Compare any two graphics cards:
GeForce GT 210 vs Radeon HD 4350
IntroThe GeForce GT 210 uses a 40 nm design. nVidia has clocked the core frequency at 589 MHz. The DDR3 memory is set to run at a frequency of 800 MHz on this model. It features 16 SPUs along with 8 TAUs and 4 ROPs.
Compare those specs to the Radeon HD 4350, which comes with core clock speeds of 575 MHz on the GPU, and 500 MHz on the 512 MB of DDR2 memory. It features 80(16x5) SPUs along with 8 TAUs and 4 Rasterization Operator Units.
(No game benchmarks for this combination yet.)
Power Usage and Theoretical Benchmarks
Power Consumption (Max TDP)
Theoretically speaking, the GeForce GT 210 should be much faster than the Radeon HD 4350 in general. (explain)
Texel RateThe GeForce GT 210 should be a bit (about 2%) more effective at anisotropic filtering than the Radeon HD 4350. (explain)

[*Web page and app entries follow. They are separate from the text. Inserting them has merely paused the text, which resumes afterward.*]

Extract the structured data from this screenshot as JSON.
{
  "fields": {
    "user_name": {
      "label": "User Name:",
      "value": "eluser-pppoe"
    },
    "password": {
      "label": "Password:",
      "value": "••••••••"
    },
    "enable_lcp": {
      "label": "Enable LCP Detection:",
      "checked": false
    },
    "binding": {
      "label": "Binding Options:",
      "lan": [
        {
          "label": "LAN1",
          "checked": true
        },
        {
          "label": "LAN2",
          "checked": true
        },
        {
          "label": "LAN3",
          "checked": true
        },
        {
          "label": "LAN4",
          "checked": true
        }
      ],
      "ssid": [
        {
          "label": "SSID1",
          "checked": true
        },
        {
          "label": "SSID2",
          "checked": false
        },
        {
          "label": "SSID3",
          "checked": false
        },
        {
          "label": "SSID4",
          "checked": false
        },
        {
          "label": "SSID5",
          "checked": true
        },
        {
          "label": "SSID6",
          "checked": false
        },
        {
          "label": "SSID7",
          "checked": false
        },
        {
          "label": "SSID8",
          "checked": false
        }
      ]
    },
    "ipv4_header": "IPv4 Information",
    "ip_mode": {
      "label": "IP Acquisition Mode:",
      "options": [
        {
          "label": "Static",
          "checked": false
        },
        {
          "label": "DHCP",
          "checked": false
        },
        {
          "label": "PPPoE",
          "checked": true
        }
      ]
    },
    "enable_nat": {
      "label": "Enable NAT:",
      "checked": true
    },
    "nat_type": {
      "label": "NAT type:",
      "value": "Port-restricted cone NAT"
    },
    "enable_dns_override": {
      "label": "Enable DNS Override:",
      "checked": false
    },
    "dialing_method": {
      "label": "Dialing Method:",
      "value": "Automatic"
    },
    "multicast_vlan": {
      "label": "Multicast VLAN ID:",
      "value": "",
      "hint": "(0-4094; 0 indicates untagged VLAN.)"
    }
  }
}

Pixel RateThe GeForce GT 210 should be a bit (more or less 2%) better at anti-aliasing than the Radeon HD 4350, and should be able to handle higher resolutions better. (explain)
Please note that the above 'benchmarks' are all just theoretical - the results were calculated based on the card's specifications, and real-world performance may (and probably will) vary at least a bit.
Please note that the price comparisons are based on search keywords - sometimes it might show cards with very similar names that are not exactly the same as the one chosen in the comparison. We do try to filter out the wrong results as best we can, though.
Memory Bandwidth: Bandwidth is the largest amount of information (measured in MB per second) that can be transferred over the external memory interface in a second. It's worked out by multiplying the card's bus width by the speed of its memory. If it uses DDR type RAM, it should be multiplied by 2 once again. If it uses DDR5, multiply by ANOTHER 2x. The better the card's memory bandwidth, the better the card will be in general. It especially helps with anti-aliasing, HDR and higher screen resolutions.
Texel Rate: Texel rate is the maximum texture map elements (texels) that can be applied per second. This number is calculated by multiplying the total amount of texture units of the card by the core speed of the chip. The higher the texel rate, the better the video card will be at texture filtering (anisotropic filtering - AF). It is measured in millions of texels processed in one second.
Pixel Rate: Pixel rate is the most pixels that the graphics chip can possibly record to the local memory in one second - measured in millions of pixels per second. The number is calculated by multiplying the number of Render Output Units by the the card's clock speed. ROPs (Raster Operations Pipelines - also sometimes called Render Output Units) are responsible for outputting the pixels (image) to the screen. The actual pixel output rate is also dependant on many other factors, especially the memory bandwidth of the card - the lower the bandwidth is, the lower the potential to get to the max fill rate.